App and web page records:
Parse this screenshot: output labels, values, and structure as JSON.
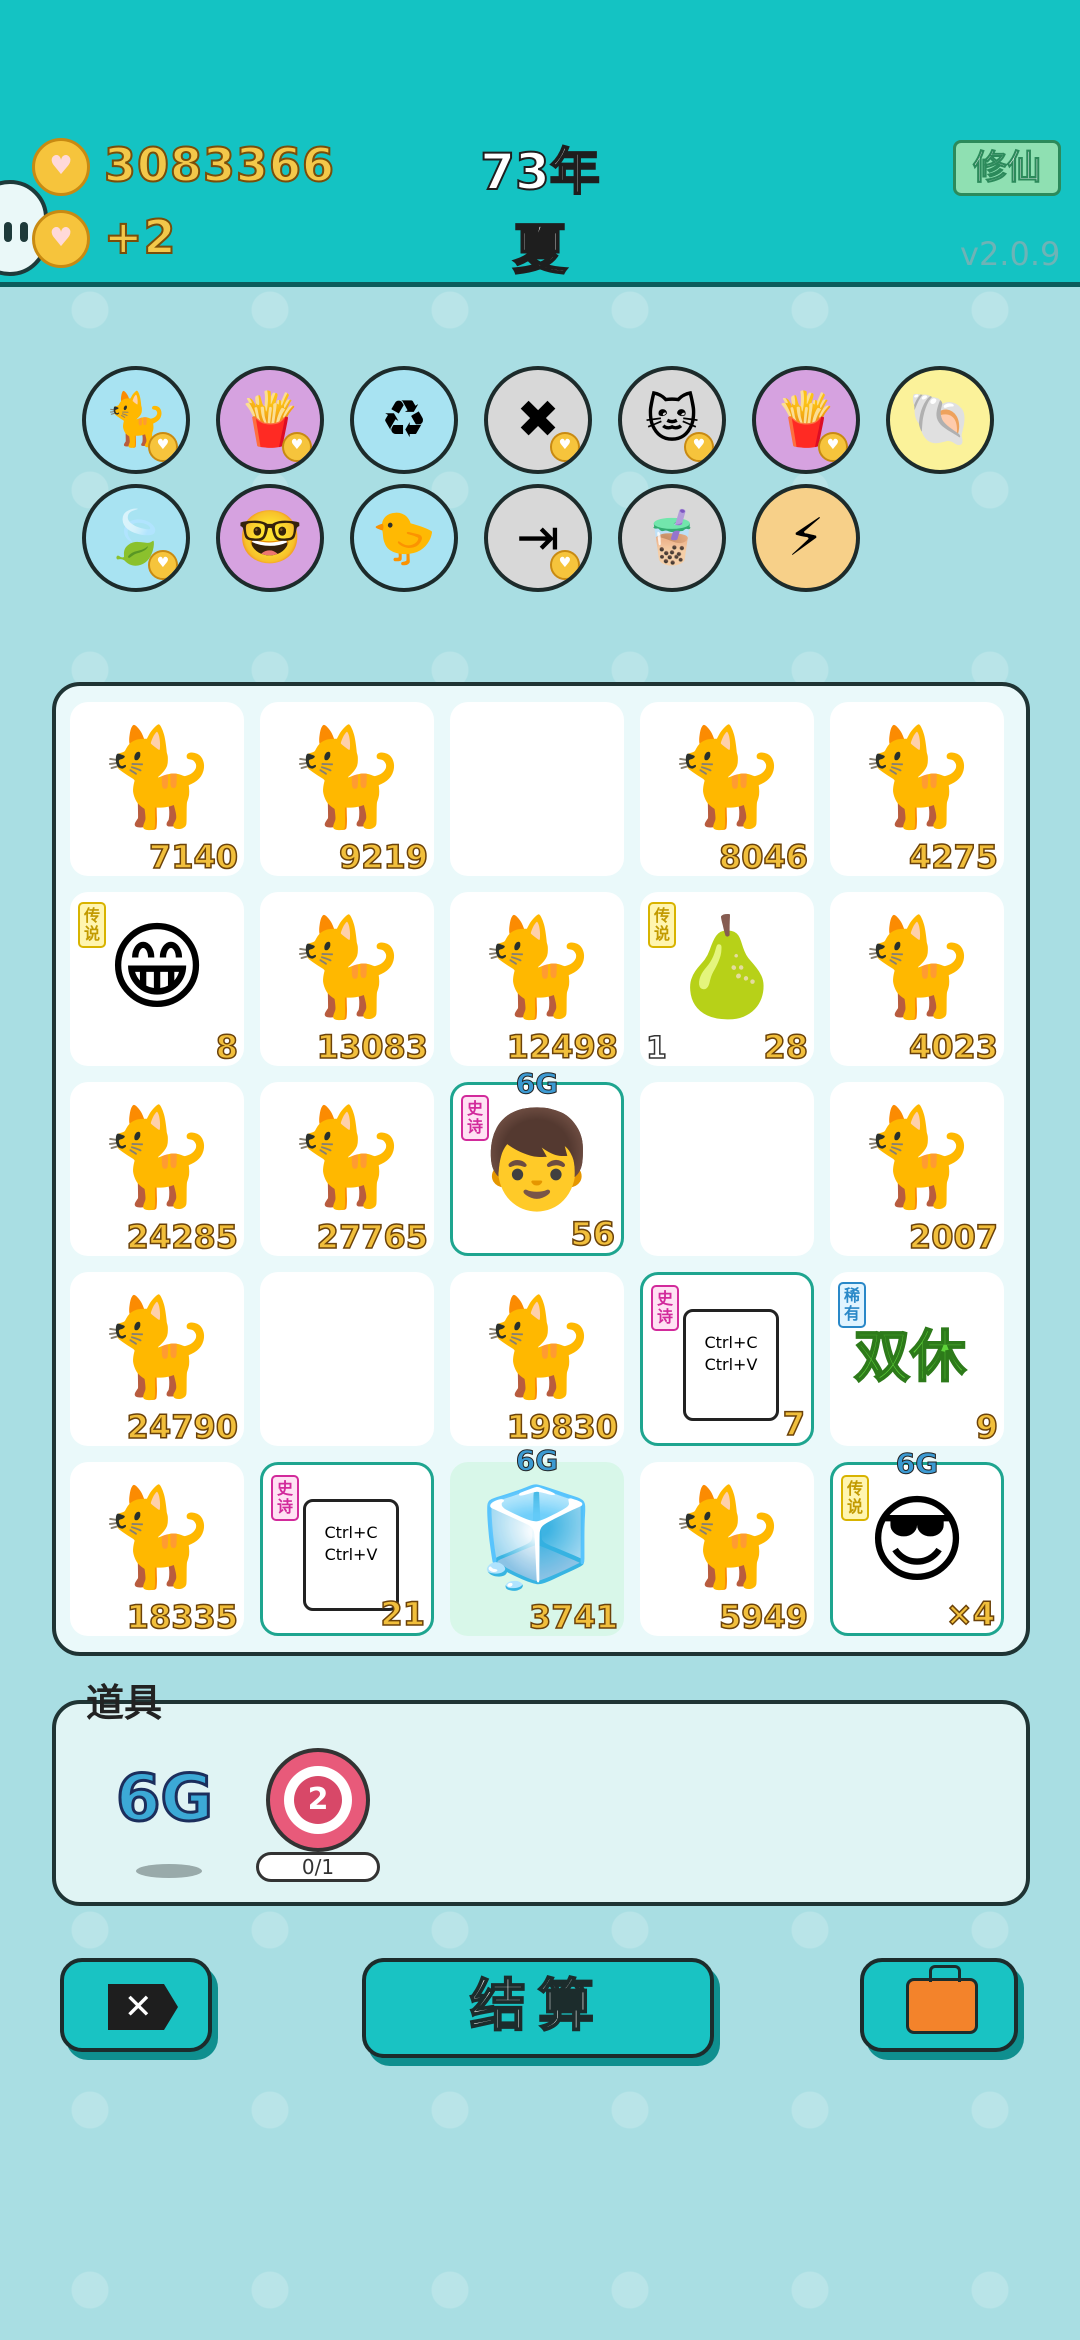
{
  "header": {
    "coins": "3083366",
    "coin_rate": "+2",
    "year": "73年",
    "season": "夏",
    "cultivate_label": "修仙",
    "version": "v2.0.9"
  },
  "buffs": [
    {
      "name": "cat-back",
      "glyph": "🐈",
      "bg": "#a8e3f2",
      "heart": true
    },
    {
      "name": "fries",
      "glyph": "🍟",
      "bg": "#d6a2e0",
      "heart": true
    },
    {
      "name": "recycle",
      "glyph": "♻",
      "bg": "#a8e3f2",
      "heart": false
    },
    {
      "name": "delete-tag",
      "glyph": "✖",
      "bg": "#d8d8d8",
      "heart": true
    },
    {
      "name": "owl-cats",
      "glyph": "🐱",
      "bg": "#d8d8d8",
      "heart": true
    },
    {
      "name": "fries-2",
      "glyph": "🍟",
      "bg": "#d6a2e0",
      "heart": true
    },
    {
      "name": "shell",
      "glyph": "🐚",
      "bg": "#fbf29a",
      "heart": false
    },
    {
      "name": "leaf",
      "glyph": "🍃",
      "bg": "#a8e3f2",
      "heart": true
    },
    {
      "name": "math-head",
      "glyph": "🤓",
      "bg": "#d6a2e0",
      "heart": false
    },
    {
      "name": "chick-egg",
      "glyph": "🐤",
      "bg": "#a8e3f2",
      "heart": false
    },
    {
      "name": "skip",
      "glyph": "⇥",
      "bg": "#d8d8d8",
      "heart": true
    },
    {
      "name": "bubble-tea",
      "glyph": "🧋",
      "bg": "#d8d8d8",
      "heart": false
    },
    {
      "name": "lightning",
      "glyph": "⚡",
      "bg": "#f7d089",
      "heart": false
    }
  ],
  "board": [
    [
      {
        "type": "cat",
        "num": "7140"
      },
      {
        "type": "cat",
        "num": "9219"
      },
      {
        "type": "empty"
      },
      {
        "type": "cat",
        "num": "8046"
      },
      {
        "type": "cat",
        "num": "4275"
      }
    ],
    [
      {
        "type": "legend-face",
        "num": "8",
        "rarity": "传说"
      },
      {
        "type": "cat",
        "num": "13083"
      },
      {
        "type": "cat",
        "num": "12498"
      },
      {
        "type": "legend-pear",
        "num": "28",
        "lvl": "1",
        "rarity": "传说"
      },
      {
        "type": "cat",
        "num": "4023"
      }
    ],
    [
      {
        "type": "cat",
        "num": "24285"
      },
      {
        "type": "cat",
        "num": "27765"
      },
      {
        "type": "boy",
        "num": "56",
        "rarity": "史诗",
        "tag": "6G"
      },
      {
        "type": "empty"
      },
      {
        "type": "cat",
        "num": "2007"
      }
    ],
    [
      {
        "type": "cat",
        "num": "24790"
      },
      {
        "type": "empty"
      },
      {
        "type": "cat",
        "num": "19830"
      },
      {
        "type": "copy",
        "num": "7",
        "rarity": "史诗"
      },
      {
        "type": "shuangxiu",
        "num": "9",
        "rarity": "稀有",
        "text": "双休"
      }
    ],
    [
      {
        "type": "cat",
        "num": "18335"
      },
      {
        "type": "copy",
        "num": "21",
        "rarity": "史诗"
      },
      {
        "type": "fridge",
        "num": "3741",
        "tag": "6G"
      },
      {
        "type": "cat",
        "num": "5949"
      },
      {
        "type": "glasses-man",
        "num": "×4",
        "rarity": "传说",
        "tag": "6G"
      }
    ]
  ],
  "copy_card": {
    "line1": "Ctrl+C",
    "line2": "Ctrl+V"
  },
  "items": {
    "label": "道具",
    "item1": "6G",
    "target_count": "2",
    "target_progress": "0/1"
  },
  "buttons": {
    "close_glyph": "✕",
    "settle_label": "结算"
  }
}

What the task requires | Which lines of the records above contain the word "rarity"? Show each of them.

Solution for this task |
        "rarity": "传说"
        "rarity": "传说"
        "rarity": "史诗",
        "rarity": "史诗"
        "rarity": "稀有",
        "rarity": "史诗"
        "rarity": "传说",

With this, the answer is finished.